# TASK STATEMENT
Provide the data again exactly, including every line that follows.

START SUPPLIED MATERIAL

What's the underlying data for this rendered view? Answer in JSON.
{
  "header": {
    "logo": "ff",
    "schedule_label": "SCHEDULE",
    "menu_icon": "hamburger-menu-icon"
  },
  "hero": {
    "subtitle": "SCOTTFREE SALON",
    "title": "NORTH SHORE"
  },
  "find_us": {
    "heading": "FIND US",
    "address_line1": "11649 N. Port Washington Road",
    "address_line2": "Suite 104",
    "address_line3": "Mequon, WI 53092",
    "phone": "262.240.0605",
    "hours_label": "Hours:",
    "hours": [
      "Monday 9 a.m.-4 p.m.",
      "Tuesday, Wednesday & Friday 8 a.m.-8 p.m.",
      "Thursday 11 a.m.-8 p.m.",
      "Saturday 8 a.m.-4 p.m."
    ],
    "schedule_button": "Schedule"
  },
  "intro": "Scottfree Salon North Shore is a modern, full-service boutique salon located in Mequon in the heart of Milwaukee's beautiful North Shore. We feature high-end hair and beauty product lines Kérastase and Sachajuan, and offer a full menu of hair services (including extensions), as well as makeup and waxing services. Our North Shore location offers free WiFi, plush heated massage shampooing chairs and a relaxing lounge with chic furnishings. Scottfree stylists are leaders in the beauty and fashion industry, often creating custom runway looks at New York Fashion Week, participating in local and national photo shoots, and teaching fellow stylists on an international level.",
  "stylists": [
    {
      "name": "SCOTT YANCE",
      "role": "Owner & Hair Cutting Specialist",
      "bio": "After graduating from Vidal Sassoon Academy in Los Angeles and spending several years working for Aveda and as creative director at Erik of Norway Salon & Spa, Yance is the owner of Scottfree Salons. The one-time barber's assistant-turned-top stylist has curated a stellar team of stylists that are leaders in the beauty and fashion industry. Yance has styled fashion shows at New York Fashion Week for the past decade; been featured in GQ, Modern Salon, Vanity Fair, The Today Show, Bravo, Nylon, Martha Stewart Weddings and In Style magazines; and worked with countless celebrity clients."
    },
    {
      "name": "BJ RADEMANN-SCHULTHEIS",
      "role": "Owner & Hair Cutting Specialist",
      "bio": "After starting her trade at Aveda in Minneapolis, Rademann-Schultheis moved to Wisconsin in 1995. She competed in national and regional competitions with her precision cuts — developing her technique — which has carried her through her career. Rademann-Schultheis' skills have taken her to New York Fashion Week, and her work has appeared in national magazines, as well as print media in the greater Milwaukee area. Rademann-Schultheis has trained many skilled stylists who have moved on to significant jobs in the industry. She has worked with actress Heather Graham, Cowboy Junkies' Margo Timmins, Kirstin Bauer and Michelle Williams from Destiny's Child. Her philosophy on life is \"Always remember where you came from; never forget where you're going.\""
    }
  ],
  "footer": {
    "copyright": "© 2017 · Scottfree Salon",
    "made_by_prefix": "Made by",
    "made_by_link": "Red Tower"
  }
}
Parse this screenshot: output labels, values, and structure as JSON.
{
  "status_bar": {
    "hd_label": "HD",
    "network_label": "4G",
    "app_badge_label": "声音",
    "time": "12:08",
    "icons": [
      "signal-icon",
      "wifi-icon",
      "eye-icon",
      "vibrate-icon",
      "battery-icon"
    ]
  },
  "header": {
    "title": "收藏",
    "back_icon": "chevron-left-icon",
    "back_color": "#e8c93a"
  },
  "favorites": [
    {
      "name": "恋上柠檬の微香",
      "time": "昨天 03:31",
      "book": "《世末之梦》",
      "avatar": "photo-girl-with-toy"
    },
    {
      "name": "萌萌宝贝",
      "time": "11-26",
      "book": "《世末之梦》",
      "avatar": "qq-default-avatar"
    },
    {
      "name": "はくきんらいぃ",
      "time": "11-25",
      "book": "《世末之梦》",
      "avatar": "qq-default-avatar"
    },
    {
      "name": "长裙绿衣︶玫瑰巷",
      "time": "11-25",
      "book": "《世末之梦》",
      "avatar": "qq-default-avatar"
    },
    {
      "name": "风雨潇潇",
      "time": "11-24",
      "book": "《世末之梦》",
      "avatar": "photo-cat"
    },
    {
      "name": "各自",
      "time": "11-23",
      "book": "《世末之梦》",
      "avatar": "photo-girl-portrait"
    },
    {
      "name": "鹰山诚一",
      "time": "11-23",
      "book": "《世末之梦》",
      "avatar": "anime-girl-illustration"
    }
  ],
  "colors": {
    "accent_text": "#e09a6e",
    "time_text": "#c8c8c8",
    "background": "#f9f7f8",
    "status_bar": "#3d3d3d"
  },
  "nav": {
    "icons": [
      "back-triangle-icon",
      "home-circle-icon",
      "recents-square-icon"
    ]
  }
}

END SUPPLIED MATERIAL

# THE COMPLETED TASK
What's the underlying data for this rendered view? Answer in JSON.
{
  "header": {
    "logo": "ff",
    "schedule_label": "SCHEDULE",
    "menu_icon": "hamburger-menu-icon"
  },
  "hero": {
    "subtitle": "SCOTTFREE SALON",
    "title": "NORTH SHORE"
  },
  "find_us": {
    "heading": "FIND US",
    "address_line1": "11649 N. Port Washington Road",
    "address_line2": "Suite 104",
    "address_line3": "Mequon, WI 53092",
    "phone": "262.240.0605",
    "hours_label": "Hours:",
    "hours": [
      "Monday 9 a.m.-4 p.m.",
      "Tuesday, Wednesday & Friday 8 a.m.-8 p.m.",
      "Thursday 11 a.m.-8 p.m.",
      "Saturday 8 a.m.-4 p.m."
    ],
    "schedule_button": "Schedule"
  },
  "intro": "Scottfree Salon North Shore is a modern, full-service boutique salon located in Mequon in the heart of Milwaukee's beautiful North Shore. We feature high-end hair and beauty product lines Kérastase and Sachajuan, and offer a full menu of hair services (including extensions), as well as makeup and waxing services. Our North Shore location offers free WiFi, plush heated massage shampooing chairs and a relaxing lounge with chic furnishings. Scottfree stylists are leaders in the beauty and fashion industry, often creating custom runway looks at New York Fashion Week, participating in local and national photo shoots, and teaching fellow stylists on an international level.",
  "stylists": [
    {
      "name": "SCOTT YANCE",
      "role": "Owner & Hair Cutting Specialist",
      "bio": "After graduating from Vidal Sassoon Academy in Los Angeles and spending several years working for Aveda and as creative director at Erik of Norway Salon & Spa, Yance is the owner of Scottfree Salons. The one-time barber's assistant-turned-top stylist has curated a stellar team of stylists that are leaders in the beauty and fashion industry. Yance has styled fashion shows at New York Fashion Week for the past decade; been featured in GQ, Modern Salon, Vanity Fair, The Today Show, Bravo, Nylon, Martha Stewart Weddings and In Style magazines; and worked with countless celebrity clients."
    },
    {
      "name": "BJ RADEMANN-SCHULTHEIS",
      "role": "Owner & Hair Cutting Specialist",
      "bio": "After starting her trade at Aveda in Minneapolis, Rademann-Schultheis moved to Wisconsin in 1995. She competed in national and regional competitions with her precision cuts — developing her technique — which has carried her through her career. Rademann-Schultheis' skills have taken her to New York Fashion Week, and her work has appeared in national magazines, as well as print media in the greater Milwaukee area. Rademann-Schultheis has trained many skilled stylists who have moved on to significant jobs in the industry. She has worked with actress Heather Graham, Cowboy Junkies' Margo Timmins, Kirstin Bauer and Michelle Williams from Destiny's Child. Her philosophy on life is \"Always remember where you came from; never forget where you're going.\""
    }
  ],
  "footer": {
    "copyright": "© 2017 · Scottfree Salon",
    "made_by_prefix": "Made by",
    "made_by_link": "Red Tower"
  }
}
Parse this screenshot: output labels, values, and structure as JSON.
{
  "status_bar": {
    "hd_label": "HD",
    "network_label": "4G",
    "app_badge_label": "声音",
    "time": "12:08",
    "icons": [
      "signal-icon",
      "wifi-icon",
      "eye-icon",
      "vibrate-icon",
      "battery-icon"
    ]
  },
  "header": {
    "title": "收藏",
    "back_icon": "chevron-left-icon",
    "back_color": "#e8c93a"
  },
  "favorites": [
    {
      "name": "恋上柠檬の微香",
      "time": "昨天 03:31",
      "book": "《世末之梦》",
      "avatar": "photo-girl-with-toy"
    },
    {
      "name": "萌萌宝贝",
      "time": "11-26",
      "book": "《世末之梦》",
      "avatar": "qq-default-avatar"
    },
    {
      "name": "はくきんらいぃ",
      "time": "11-25",
      "book": "《世末之梦》",
      "avatar": "qq-default-avatar"
    },
    {
      "name": "长裙绿衣︶玫瑰巷",
      "time": "11-25",
      "book": "《世末之梦》",
      "avatar": "qq-default-avatar"
    },
    {
      "name": "风雨潇潇",
      "time": "11-24",
      "book": "《世末之梦》",
      "avatar": "photo-cat"
    },
    {
      "name": "各自",
      "time": "11-23",
      "book": "《世末之梦》",
      "avatar": "photo-girl-portrait"
    },
    {
      "name": "鹰山诚一",
      "time": "11-23",
      "book": "《世末之梦》",
      "avatar": "anime-girl-illustration"
    }
  ],
  "colors": {
    "accent_text": "#e09a6e",
    "time_text": "#c8c8c8",
    "background": "#f9f7f8",
    "status_bar": "#3d3d3d"
  },
  "nav": {
    "icons": [
      "back-triangle-icon",
      "home-circle-icon",
      "recents-square-icon"
    ]
  }
}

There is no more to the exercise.